WHAT YOU NEED TO DO: What you return must be the lines of the data that hold the word "please".

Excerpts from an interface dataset
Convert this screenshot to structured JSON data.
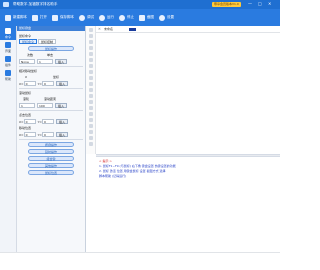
{
  "window": {
    "title": "帮助数字-加福数字排名助手",
    "vip_badge": "尊享会员版本V1.0",
    "controls": {
      "minimize": "—",
      "maximize": "□",
      "close": "✕"
    }
  },
  "toolbar": {
    "items": [
      {
        "label": "新建脚本",
        "icon": "plus-icon"
      },
      {
        "label": "打开",
        "icon": "folder-icon"
      },
      {
        "label": "保存脚本",
        "icon": "save-icon"
      },
      {
        "label": "调试",
        "icon": "debug-icon"
      },
      {
        "label": "运行",
        "icon": "play-icon"
      },
      {
        "label": "停止",
        "icon": "stop-icon"
      },
      {
        "label": "截图",
        "icon": "camera-icon"
      },
      {
        "label": "设置",
        "icon": "gear-icon"
      }
    ]
  },
  "sidenav": {
    "items": [
      {
        "label": "命令",
        "icon": "command-icon",
        "active": true
      },
      {
        "label": "界面",
        "icon": "window-icon",
        "active": false
      },
      {
        "label": "插件",
        "icon": "plugin-icon",
        "active": false
      },
      {
        "label": "帮助",
        "icon": "help-icon",
        "active": false
      }
    ]
  },
  "panel": {
    "header": "鼠标键盘",
    "section1": {
      "title": "鼠标命令",
      "tabs": [
        "鼠标命令",
        "鼠标控制"
      ],
      "pill": "鼠标操作",
      "row1": {
        "label_a": "次数",
        "label_b": "单击",
        "select_value": "None",
        "select2_value": "1",
        "button": "插入"
      }
    },
    "section2": {
      "title": "相对移动坐标",
      "row_labels": {
        "a": "X",
        "b": "坐标"
      },
      "x_label": "X=",
      "x_value": "0",
      "y_label": "Y=",
      "y_value": "0",
      "button": "插入"
    },
    "section3": {
      "title": "滚动鼠标",
      "labels": {
        "a": "滚轮",
        "b": "滚动距离"
      },
      "value_a": "1",
      "value_b": "100",
      "button": "插入"
    },
    "section4": {
      "title": "点击位置",
      "x_label": "X=",
      "x_value": "0",
      "y_label": "Y=",
      "y_value": "0",
      "button": "插入"
    },
    "section5": {
      "title": "移动位置",
      "x_label": "X=",
      "x_value": "0",
      "y_label": "Y=",
      "y_value": "0",
      "button": "插入"
    },
    "bottom_pills": [
      "按键操作",
      "延时操作",
      "组合键",
      "其他操作",
      "鼠标位置"
    ]
  },
  "editor": {
    "close_icon": "✕",
    "tab_label": "未命名"
  },
  "output": {
    "header": "< 提示 >",
    "lines": [
      "1. 鼠标F1~F9 (与鼠标) 右下角 键盘设置 热键设置的功能",
      "2. 鼠标 激活 位置 用键盘鼠标 设置 截图方式 选择",
      "脚本帮助 (记得运行)"
    ]
  },
  "colors": {
    "titlebar": "#1f6fd1",
    "toolbar": "#2a7be0",
    "output_header": "#d11c1c",
    "output_text": "#2b45c8"
  }
}
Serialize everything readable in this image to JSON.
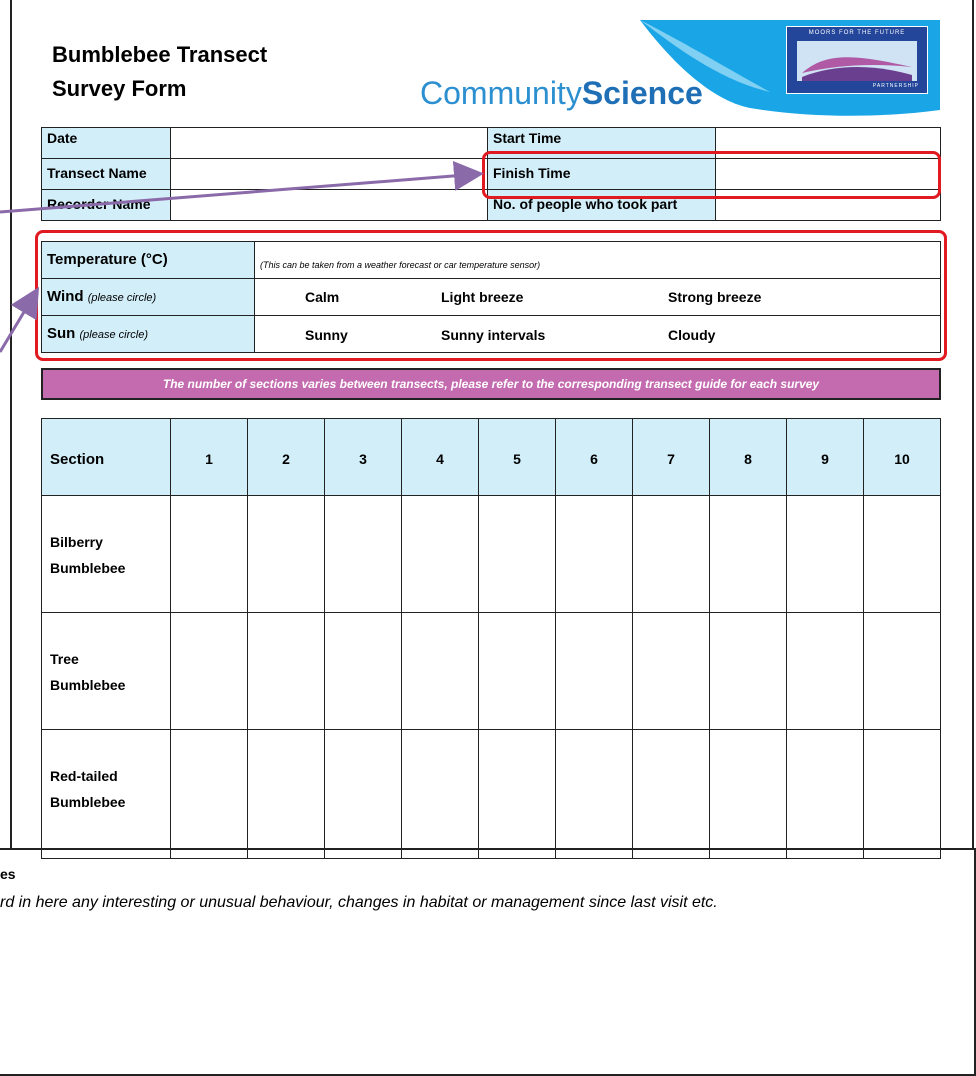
{
  "header": {
    "title_line1": "Bumblebee Transect",
    "title_line2": "Survey Form",
    "brand_part1": "Community",
    "brand_part2": "Science",
    "logo_top_text": "MOORS FOR THE FUTURE",
    "logo_bottom_text": "PARTNERSHIP"
  },
  "info_table": {
    "date": "Date",
    "transect_name": "Transect Name",
    "recorder_name": "Recorder Name",
    "start_time": "Start Time",
    "finish_time": "Finish Time",
    "people": "No. of people who took part"
  },
  "weather": {
    "temperature_label": "Temperature (°C)",
    "temperature_note": "(This can be taken from a weather forecast or car temperature sensor)",
    "wind_label": "Wind",
    "wind_hint": "(please circle)",
    "wind_options": [
      "Calm",
      "Light breeze",
      "Strong breeze"
    ],
    "sun_label": "Sun",
    "sun_hint": "(please circle)",
    "sun_options": [
      "Sunny",
      "Sunny intervals",
      "Cloudy"
    ]
  },
  "banner": "The number of sections varies between transects, please refer to the corresponding transect guide for each survey",
  "sections_table": {
    "header": "Section",
    "columns": [
      "1",
      "2",
      "3",
      "4",
      "5",
      "6",
      "7",
      "8",
      "9",
      "10"
    ],
    "rows": [
      {
        "line1": "Bilberry",
        "line2": "Bumblebee"
      },
      {
        "line1": "Tree",
        "line2": "Bumblebee"
      },
      {
        "line1": "Red-tailed",
        "line2": "Bumblebee"
      }
    ]
  },
  "notes": {
    "label": "es",
    "text": "rd in here any interesting or unusual behaviour, changes in habitat or management since last visit etc."
  },
  "colors": {
    "light_blue": "#d2eef9",
    "banner_purple": "#c46bb0",
    "highlight_red": "#e11a22",
    "arrow_purple": "#8a6aa8",
    "brand_blue": "#2b8fd0",
    "brand_dark": "#1e6fb5"
  }
}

RESPONSE BOX:
    "wind_hint": "(please circle)",
    "sun_hint": "(please circle)",
  "banner": "The number of sections varies between transects, please refer to the corresponding transect guide for each survey",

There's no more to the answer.